Conservative members of the Supreme Court seemed outraged Monday by the Environmental Protection Agency’s actions in a four-year battle with an Idaho couple who want to build a house on land the EPA says contains sensitive wetlands.

Justices across the ideological spectrum appeared troubled by the EPA’s position that Mike and Chantell Sackett do not have the right to go court to challenge the agency’s wetlands decision.

But some justices got more worked up about the case than others, and Justice Samuel A. Alito Jr. led the parade.

“If you related the facts of this case . . . to an ordinary homeowner, don’t you think most ordinary homeowners would say this kind of thing can’t happen in the United States?” Alito asked Deputy Solicitor General Malcolm L. Stewart, who was representing the EPA.

The Sacketts wanted to build a home on a 0.63-acre lot near Priest Lake in the Idaho panhandle that they bought for $23,000. But after three days of bringing in fill dirt and preparing for construction in 2007, officials from the EPA and the U.S. Army Corps of Engineers ordered the activity stopped and said they suspected the land contained wetlands.

Months later, the agency sent the Sacketts a “compliance order” that said the land must be restored as a wetlands before the couple could apply for a building permit. The government acknowledged Monday that fines for failure to comply with the orders could be as much as $75,000 a day.

The question for the justices is whether the couple had the right at that point to appear before a judge and contest the agency’s contention that their land contained wetlands subject to the Clean Water Act.

So far, all the lower courts that have reviewed such claims agree with the government that the agency’s compliance orders are not subject to judicial review. They have said that because the EPA must prove a violation to a judge for the court to levy fines, that is the proper time for the courts to get involved.

The Sacketts counter that the compliance order is mandatory; they say it requires action to avoid the potential of ruinous fines. Even the prospect of waiting to see whether the EPA will go to court — it has years to make the decision — deprives the couple of their land and leaves them “to the mercy and whim of EPA.”

The couple have become a favored cause for developers, corporations, utilities, libertarians and conservative members of Congress, who chafe against what they say are heavy-handed enforcement actions by the EPA.

If they thought the Sacketts would present a sympathetic personification of their concern to the court, they seemed to have guessed correctly.

“What would you do, Mr. Stewart, if you received this compliance order?” asked Chief Justice John G. Roberts Jr. “You don’t think your property has wetlands on it and you get this compliance order from the EPA. What would you do?”

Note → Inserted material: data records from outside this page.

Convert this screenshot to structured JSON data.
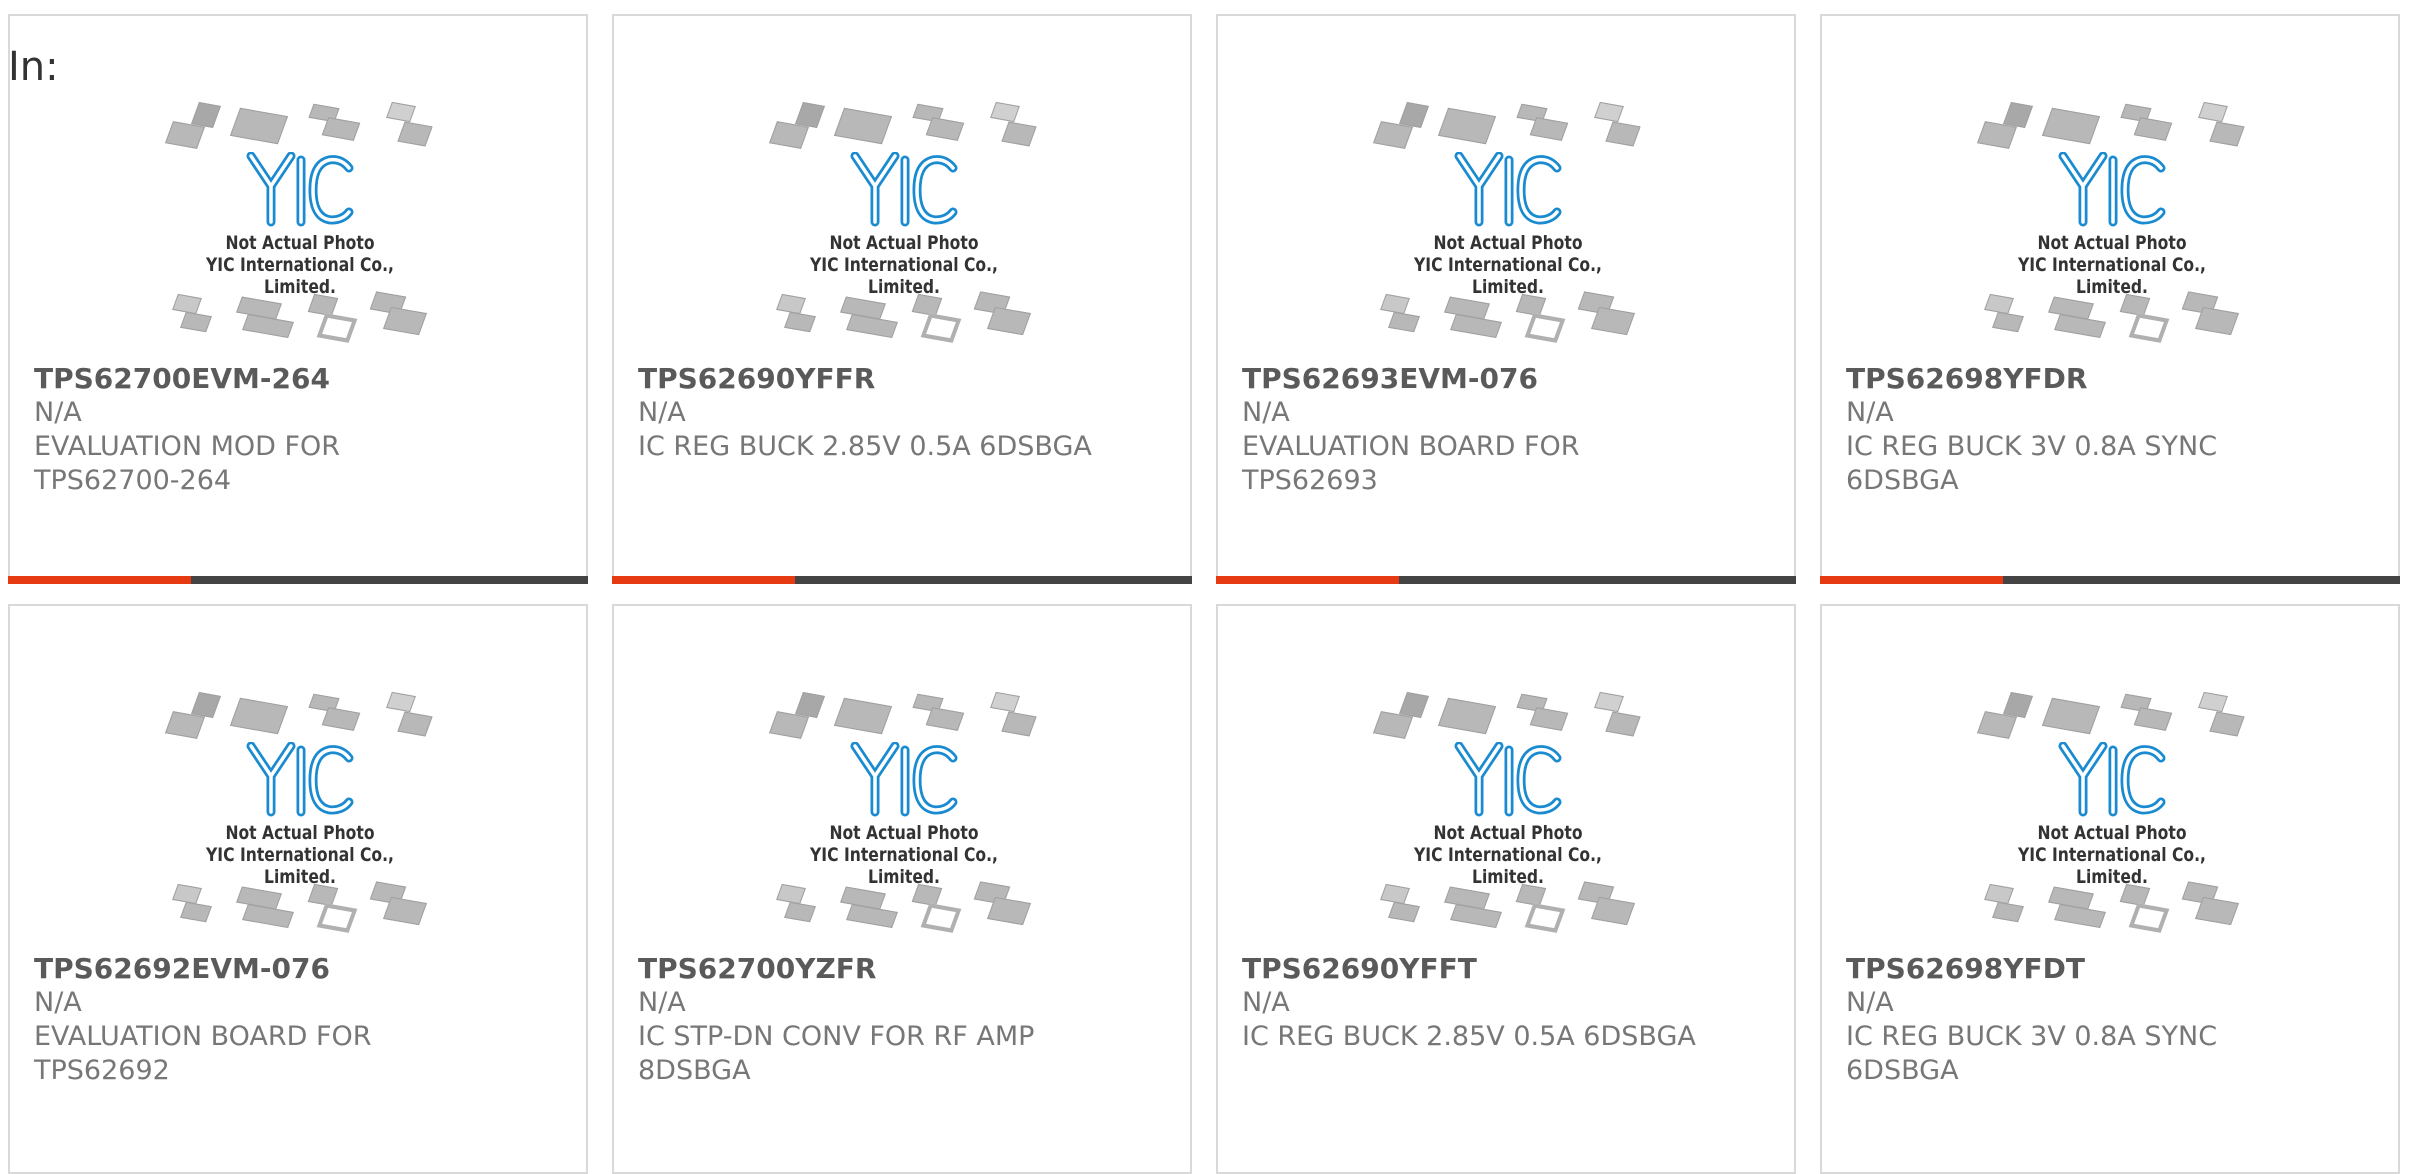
{
  "header": {
    "label": "In:"
  },
  "image": {
    "caption_line1": "Not Actual Photo",
    "caption_line2": "YIC International Co., Limited.",
    "logo_text": "YIC"
  },
  "colors": {
    "accent": "#e53a12",
    "bar_dark": "#444444",
    "logo_blue": "#1a8bd0",
    "border": "#d9d9d9"
  },
  "products": [
    {
      "part": "TPS62700EVM-264",
      "stock": "N/A",
      "desc1": "EVALUATION MOD FOR",
      "desc2": "TPS62700-264"
    },
    {
      "part": "TPS62690YFFR",
      "stock": "N/A",
      "desc1": "IC REG BUCK 2.85V 0.5A 6DSBGA",
      "desc2": ""
    },
    {
      "part": "TPS62693EVM-076",
      "stock": "N/A",
      "desc1": "EVALUATION BOARD FOR",
      "desc2": "TPS62693"
    },
    {
      "part": "TPS62698YFDR",
      "stock": "N/A",
      "desc1": "IC REG BUCK 3V 0.8A SYNC",
      "desc2": "6DSBGA"
    },
    {
      "part": "TPS62692EVM-076",
      "stock": "N/A",
      "desc1": "EVALUATION BOARD FOR",
      "desc2": "TPS62692"
    },
    {
      "part": "TPS62700YZFR",
      "stock": "N/A",
      "desc1": "IC STP-DN CONV FOR RF AMP",
      "desc2": "8DSBGA"
    },
    {
      "part": "TPS62690YFFT",
      "stock": "N/A",
      "desc1": "IC REG BUCK 2.85V 0.5A 6DSBGA",
      "desc2": ""
    },
    {
      "part": "TPS62698YFDT",
      "stock": "N/A",
      "desc1": "IC REG BUCK 3V 0.8A SYNC",
      "desc2": "6DSBGA"
    }
  ]
}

When Stewart attempted to point to documents from an environmental group that seemed to indicate the Sacketts had early warning that their land might be subject to regulation and could have negotiated before the EPA’s compliance order, Roberts said sternly: “If they weren’t in the record, I don’t want to hear about them.”

The government has said the EPA’s power to issue compliance orders, with its threats of huge fines, is a way to quickly move to stop environmental damage. Allowing polluters to go to court would tie up the agency in litigation.

But several justices seemed to agree with the Sacketts’s lawyer, Damien M. Schiff of the Pacific Legal Foundation, that those subject to the EPA orders should not have to wait for the agency to decide whether to go to court.

“For 75 years, the courts have interpreted statutes with an eye toward permitting judicial review, not the opposite,” said Justice Stephen G. Breyer.

The case is Sackett v. EPA.